Yard signs are one of the most common features of modern political campaigns.  Yet many candidates (even those for national office) miss the mark when it comes to designing and placing campaign signs for maximum effectiveness.  Today, I’d like to go over 3 tips for designing your campaign’s yard signs, and 3 tips for placing your campaign signs to help you reach the voters in your district.

How to Design Effective Campaign Signs

The goal for your campaign signs is to help you increase your candidate’s name recognition, as well as to show voters that your campaign has widespread support.  In order to accomplish these goals, you’ll need to make sure that you design yard signs that can effectively communicate your message:

Tip #1:  Less is More

Don’t try to include lots of information on your yard signs.  Most people will be seeing your yard signs from a car… if you try to include too much on your signs, voters won’t be able to read them in the short amount of time they are looking at them.

My suggestion is that you include just your name and the office you are seeking (e.g. “Jane Smith for District Attorney”) as well as any required legal disclaimers.  You can also consider including your website URL if it is short and memorable… but nothing else.  Campaigns that try to stuff their signs full of information make them unreadable for people passing by in a car.

Tip #2:  Stick to Common Color Themes for Your Campaign Signs

Don’t get creative with your campaign sign color schemes.  Most political yard signs have the same color schemes… blue and white, red and white, green and white, yellow and black, red, white and blue, etc.  There’s a good reason for this: it’s because these color schemes are readable and look professional.

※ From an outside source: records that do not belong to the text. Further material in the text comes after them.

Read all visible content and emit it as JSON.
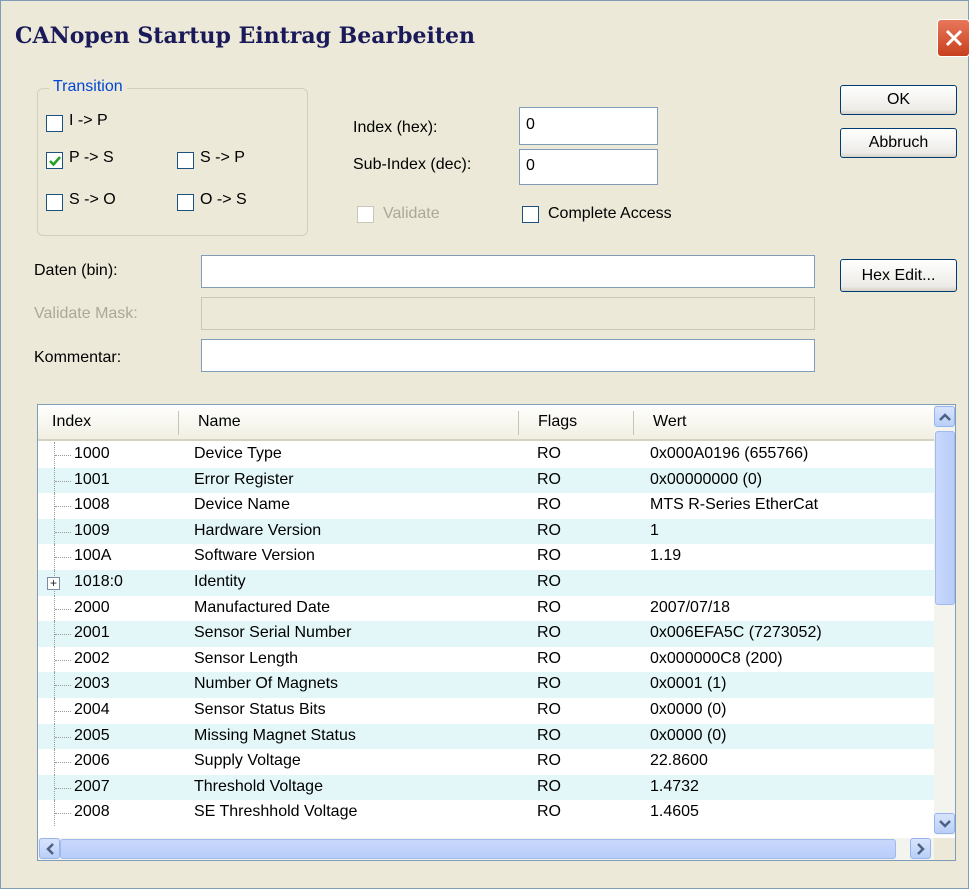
{
  "window": {
    "title": "CANopen Startup Eintrag Bearbeiten"
  },
  "transition": {
    "legend": "Transition",
    "items": [
      {
        "label": "I -> P",
        "checked": false
      },
      {
        "label": "P -> S",
        "checked": true
      },
      {
        "label": "S -> P",
        "checked": false
      },
      {
        "label": "S -> O",
        "checked": false
      },
      {
        "label": "O -> S",
        "checked": false
      }
    ]
  },
  "fields": {
    "index_label": "Index (hex):",
    "index_value": "0",
    "subindex_label": "Sub-Index (dec):",
    "subindex_value": "0",
    "validate_label": "Validate",
    "complete_access_label": "Complete Access",
    "data_label": "Daten (bin):",
    "data_value": "",
    "validate_mask_label": "Validate Mask:",
    "validate_mask_value": "",
    "comment_label": "Kommentar:",
    "comment_value": ""
  },
  "buttons": {
    "ok": "OK",
    "cancel": "Abbruch",
    "hex_edit": "Hex Edit..."
  },
  "table": {
    "columns": [
      "Index",
      "Name",
      "Flags",
      "Wert"
    ],
    "rows": [
      {
        "index": "1000",
        "name": "Device Type",
        "flags": "RO",
        "value": "0x000A0196 (655766)"
      },
      {
        "index": "1001",
        "name": "Error Register",
        "flags": "RO",
        "value": "0x00000000 (0)"
      },
      {
        "index": "1008",
        "name": "Device Name",
        "flags": "RO",
        "value": "MTS R-Series EtherCat"
      },
      {
        "index": "1009",
        "name": "Hardware Version",
        "flags": "RO",
        "value": "1"
      },
      {
        "index": "100A",
        "name": "Software Version",
        "flags": "RO",
        "value": "1.19"
      },
      {
        "index": "1018:0",
        "name": "Identity",
        "flags": "RO",
        "value": ""
      },
      {
        "index": "2000",
        "name": "Manufactured Date",
        "flags": "RO",
        "value": "2007/07/18"
      },
      {
        "index": "2001",
        "name": "Sensor Serial Number",
        "flags": "RO",
        "value": "0x006EFA5C (7273052)"
      },
      {
        "index": "2002",
        "name": "Sensor Length",
        "flags": "RO",
        "value": "0x000000C8 (200)"
      },
      {
        "index": "2003",
        "name": "Number Of Magnets",
        "flags": "RO",
        "value": "0x0001 (1)"
      },
      {
        "index": "2004",
        "name": "Sensor Status Bits",
        "flags": "RO",
        "value": "0x0000 (0)"
      },
      {
        "index": "2005",
        "name": "Missing Magnet Status",
        "flags": "RO",
        "value": "0x0000 (0)"
      },
      {
        "index": "2006",
        "name": "Supply Voltage",
        "flags": "RO",
        "value": "22.8600"
      },
      {
        "index": "2007",
        "name": "Threshold Voltage",
        "flags": "RO",
        "value": "1.4732"
      },
      {
        "index": "2008",
        "name": "SE Threshhold Voltage",
        "flags": "RO",
        "value": "1.4605"
      }
    ]
  }
}
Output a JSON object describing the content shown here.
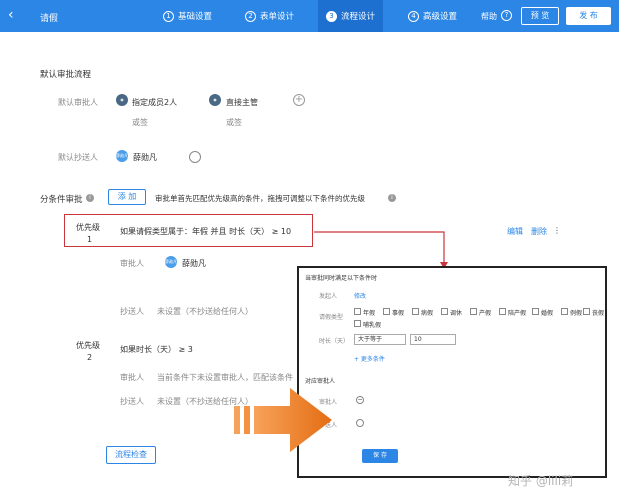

Use a common color theme for your yard signs.   Most campaigns that choose uncommon color schemes for their signs later come to regret it, because those signs aren’t readable and don’t look like they were produced by a “serious” candidate for public office.

Tip #3:  Use the 30/3 Test

I always advise candidates and campaign managers to use a simple test to make sure that their yard signs are readable.  It’s called the 30/3 Test.

Have someone stand 30 feet away from you with your campaign sign hidden.  Then have them flash the sign at you for 3 second, before hiding it again.  See if you can clearly read everything on the sign.  If not, you will need to redesign your sign to be more clear.  This test approximates what someone sees when they drive by your yard signs in a car… they see your sign from about 30 feet, and only have about 3 seconds to focus on it.  Use this test every time you produce a political sign for your campaign.

How to Place Your Yard Signs for Maximum Effectiveness

Once you have designed effective campaign yard signs, you’ll need to get them placed on as many lawns as possible to raise your candidate’s name recognition:

Tip #1:  Put Together a Yard Sign Committee

One of the best ways to get your campaign signs placed in lots of different areas across the district is to put together a yard sign committee.  This committee should be comprised of a number of your grassroots supporters, each of whom is tasked with getting their neighbors and friends to post your signs in their yards.

The members of this committee can not only reach out to their network to place signs, but can also be responsible for taking the yard signs to those who agree and reporting back to the campaign on the location of each yard sign they successfully place.

Tip #2:  Place Campaign Signs While Going Door-to-Door

Your candidate and campaign volunteers should be prepared to place yard signs while going door-to-door and doing literature drops.  While campaigning door-to-door and working out in the field, be on the look out for supporters who might be willing to place a campaign sign for you.  When you find someone who supports your candidate, the best thing to do is to directly ask them if they would be willing to place a sign in their yard.  If they agree, come back later that day to place the sign before they forget that they said yes!

Tip #3:  Use “I’ll Take a Yard Sign!” Checkboxes

Another great way to get your supporters thinking about campaign signs is to include an “I’ll take a yard sign!” checkbox on your donor envelopes and on your campaign website.  Use these checkboxes to allow your donors, volunteers, and other supporters to quickly and easily let you know that they would be willing to place a yard sign supporting your candidate.  Then, collect the supporter’s address and have one of your team members go out to deliver the yard sign as soon as possible.

Photo Credit:  TheDigitel Beaufort